### Try it
Every line of the data is to be output verbatim.

### Source records ###

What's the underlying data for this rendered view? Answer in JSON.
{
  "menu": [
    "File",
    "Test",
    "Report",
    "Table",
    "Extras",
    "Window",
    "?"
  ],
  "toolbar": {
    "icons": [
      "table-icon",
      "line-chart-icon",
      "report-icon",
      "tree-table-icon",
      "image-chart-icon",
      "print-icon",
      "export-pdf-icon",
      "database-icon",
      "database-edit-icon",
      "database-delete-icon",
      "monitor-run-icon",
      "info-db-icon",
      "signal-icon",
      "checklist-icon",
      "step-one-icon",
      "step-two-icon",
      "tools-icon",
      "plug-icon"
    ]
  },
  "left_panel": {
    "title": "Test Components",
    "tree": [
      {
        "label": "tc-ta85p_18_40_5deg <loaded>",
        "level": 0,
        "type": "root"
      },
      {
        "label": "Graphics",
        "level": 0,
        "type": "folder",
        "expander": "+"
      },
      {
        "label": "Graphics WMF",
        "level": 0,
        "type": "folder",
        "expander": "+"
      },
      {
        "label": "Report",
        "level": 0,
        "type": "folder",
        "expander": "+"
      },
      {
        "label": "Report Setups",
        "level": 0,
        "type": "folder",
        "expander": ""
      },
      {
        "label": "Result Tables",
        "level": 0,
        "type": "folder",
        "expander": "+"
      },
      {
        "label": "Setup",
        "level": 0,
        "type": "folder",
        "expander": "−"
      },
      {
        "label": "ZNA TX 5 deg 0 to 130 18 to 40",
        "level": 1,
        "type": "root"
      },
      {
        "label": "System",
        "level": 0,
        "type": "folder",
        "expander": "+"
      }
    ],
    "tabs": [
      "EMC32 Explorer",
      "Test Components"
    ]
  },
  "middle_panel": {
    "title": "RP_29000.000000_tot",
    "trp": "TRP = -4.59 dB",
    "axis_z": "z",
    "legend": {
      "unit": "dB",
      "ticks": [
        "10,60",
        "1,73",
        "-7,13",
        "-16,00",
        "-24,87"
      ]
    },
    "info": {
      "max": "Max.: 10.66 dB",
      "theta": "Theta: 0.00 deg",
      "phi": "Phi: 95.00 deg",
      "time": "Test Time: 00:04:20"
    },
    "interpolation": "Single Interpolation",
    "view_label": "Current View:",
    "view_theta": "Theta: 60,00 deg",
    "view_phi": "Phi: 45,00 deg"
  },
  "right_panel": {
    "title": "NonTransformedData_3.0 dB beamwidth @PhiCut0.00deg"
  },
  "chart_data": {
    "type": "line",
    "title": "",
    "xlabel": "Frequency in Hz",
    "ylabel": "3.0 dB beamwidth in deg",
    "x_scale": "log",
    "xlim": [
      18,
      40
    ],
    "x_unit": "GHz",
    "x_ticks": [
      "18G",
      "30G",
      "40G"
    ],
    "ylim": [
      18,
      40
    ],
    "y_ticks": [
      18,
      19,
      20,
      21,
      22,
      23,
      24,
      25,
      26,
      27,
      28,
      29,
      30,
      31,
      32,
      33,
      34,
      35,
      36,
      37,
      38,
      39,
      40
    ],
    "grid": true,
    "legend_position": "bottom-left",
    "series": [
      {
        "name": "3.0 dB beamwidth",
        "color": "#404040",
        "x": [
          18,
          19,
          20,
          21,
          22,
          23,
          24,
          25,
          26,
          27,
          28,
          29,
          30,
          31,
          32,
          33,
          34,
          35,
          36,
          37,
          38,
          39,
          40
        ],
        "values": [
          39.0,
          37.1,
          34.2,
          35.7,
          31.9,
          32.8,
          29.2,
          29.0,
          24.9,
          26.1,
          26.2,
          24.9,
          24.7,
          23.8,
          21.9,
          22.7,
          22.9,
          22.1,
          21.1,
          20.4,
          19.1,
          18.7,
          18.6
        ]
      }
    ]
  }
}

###

### Solution for this problem
What's the underlying data for this rendered view? Answer in JSON.
{
  "menu": [
    "File",
    "Test",
    "Report",
    "Table",
    "Extras",
    "Window",
    "?"
  ],
  "toolbar": {
    "icons": [
      "table-icon",
      "line-chart-icon",
      "report-icon",
      "tree-table-icon",
      "image-chart-icon",
      "print-icon",
      "export-pdf-icon",
      "database-icon",
      "database-edit-icon",
      "database-delete-icon",
      "monitor-run-icon",
      "info-db-icon",
      "signal-icon",
      "checklist-icon",
      "step-one-icon",
      "step-two-icon",
      "tools-icon",
      "plug-icon"
    ]
  },
  "left_panel": {
    "title": "Test Components",
    "tree": [
      {
        "label": "tc-ta85p_18_40_5deg <loaded>",
        "level": 0,
        "type": "root"
      },
      {
        "label": "Graphics",
        "level": 0,
        "type": "folder",
        "expander": "+"
      },
      {
        "label": "Graphics WMF",
        "level": 0,
        "type": "folder",
        "expander": "+"
      },
      {
        "label": "Report",
        "level": 0,
        "type": "folder",
        "expander": "+"
      },
      {
        "label": "Report Setups",
        "level": 0,
        "type": "folder",
        "expander": ""
      },
      {
        "label": "Result Tables",
        "level": 0,
        "type": "folder",
        "expander": "+"
      },
      {
        "label": "Setup",
        "level": 0,
        "type": "folder",
        "expander": "−"
      },
      {
        "label": "ZNA TX 5 deg 0 to 130 18 to 40",
        "level": 1,
        "type": "root"
      },
      {
        "label": "System",
        "level": 0,
        "type": "folder",
        "expander": "+"
      }
    ],
    "tabs": [
      "EMC32 Explorer",
      "Test Components"
    ]
  },
  "middle_panel": {
    "title": "RP_29000.000000_tot",
    "trp": "TRP = -4.59 dB",
    "axis_z": "z",
    "legend": {
      "unit": "dB",
      "ticks": [
        "10,60",
        "1,73",
        "-7,13",
        "-16,00",
        "-24,87"
      ]
    },
    "info": {
      "max": "Max.: 10.66 dB",
      "theta": "Theta: 0.00 deg",
      "phi": "Phi: 95.00 deg",
      "time": "Test Time: 00:04:20"
    },
    "interpolation": "Single Interpolation",
    "view_label": "Current View:",
    "view_theta": "Theta: 60,00 deg",
    "view_phi": "Phi: 45,00 deg"
  },
  "right_panel": {
    "title": "NonTransformedData_3.0 dB beamwidth @PhiCut0.00deg"
  },
  "chart_data": {
    "type": "line",
    "title": "",
    "xlabel": "Frequency in Hz",
    "ylabel": "3.0 dB beamwidth in deg",
    "x_scale": "log",
    "xlim": [
      18,
      40
    ],
    "x_unit": "GHz",
    "x_ticks": [
      "18G",
      "30G",
      "40G"
    ],
    "ylim": [
      18,
      40
    ],
    "y_ticks": [
      18,
      19,
      20,
      21,
      22,
      23,
      24,
      25,
      26,
      27,
      28,
      29,
      30,
      31,
      32,
      33,
      34,
      35,
      36,
      37,
      38,
      39,
      40
    ],
    "grid": true,
    "legend_position": "bottom-left",
    "series": [
      {
        "name": "3.0 dB beamwidth",
        "color": "#404040",
        "x": [
          18,
          19,
          20,
          21,
          22,
          23,
          24,
          25,
          26,
          27,
          28,
          29,
          30,
          31,
          32,
          33,
          34,
          35,
          36,
          37,
          38,
          39,
          40
        ],
        "values": [
          39.0,
          37.1,
          34.2,
          35.7,
          31.9,
          32.8,
          29.2,
          29.0,
          24.9,
          26.1,
          26.2,
          24.9,
          24.7,
          23.8,
          21.9,
          22.7,
          22.9,
          22.1,
          21.1,
          20.4,
          19.1,
          18.7,
          18.6
        ]
      }
    ]
  }
}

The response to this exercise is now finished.